Research that reveals nine out of 10 active US equity managers fail to outperform benchmarks has been described as “embarrassing” for the industry by an S&P director.
A S&P Dow Jones Indices report found over a five-year period 91.9 per cent of US large-cap managers, 87.9 per cent of mid-cap managers, and 97.6 per cent of small-cap managers lagged their respective benchmarks.
Emerging market funds were the only sector that outperformed their benchmark more often than not over a one-year period, with 57.8 per cent achieving this.
However, over longer time horizons these too underperformed, with 67.6 per cent failing to match the benchmark over five-years.
International equity funds, benchmarked against the S&P 700, underperformed approximately 55 per cent over the one-year and three-year period and 60.5 per cent over a five-year period.
The report also found funds disappearing at a “meaningful rate”. Nearly 21 per cent of US equity funds and the same amount for global equity funds were merged or liquidated, followed by 14 per cent of fixed income funds.
Global research director at S&P Aye Soe said “there is nothing redeeming to say” about US stock pickers in the mutual fund industry, in comments made to the Financial Times.
“This was their chance to prove themselves and earn their paychecks, but across every category they underperformed.
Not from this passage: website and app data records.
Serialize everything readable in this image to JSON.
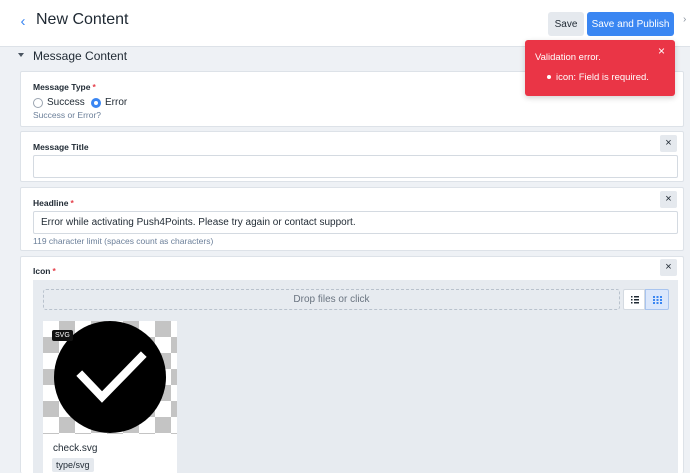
{
  "header": {
    "back_icon": "chevron-left-icon",
    "title": "New Content",
    "save_label": "Save",
    "publish_label": "Save and Publish",
    "colors": {
      "primary": "#3a86f2",
      "save_bg": "#e5e9ee"
    }
  },
  "section": {
    "title": "Message Content"
  },
  "message_type": {
    "label": "Message Type",
    "required_mark": "*",
    "options": [
      {
        "label": "Success",
        "checked": false
      },
      {
        "label": "Error",
        "checked": true
      }
    ],
    "hint": "Success or Error?"
  },
  "message_title": {
    "label": "Message Title",
    "value": "",
    "close_glyph": "×"
  },
  "headline": {
    "label": "Headline",
    "required_mark": "*",
    "value": "Error while activating Push4Points. Please try again or contact support.",
    "hint": "119 character limit (spaces count as characters)",
    "close_glyph": "×"
  },
  "icon_field": {
    "label": "Icon",
    "required_mark": "*",
    "drop_text": "Drop files or click",
    "close_glyph": "×",
    "view_modes": [
      "list-view-icon",
      "grid-view-icon"
    ],
    "active_view": "grid",
    "file": {
      "badge": "SVG",
      "name": "check.svg",
      "type": "type/svg"
    }
  },
  "toast": {
    "title": "Validation error.",
    "errors": [
      "icon: Field is required."
    ],
    "close_glyph": "×",
    "color": "#ea3546"
  }
}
It is embarrassing.”
Soe said potential reasons why the US was a more difficult region in which to outperform included that the market was more global and had greater sector diversity.
Furthermore, he added financial data was reported much more widely there. “The US is probably more efficient and transparent in terms of financial information.”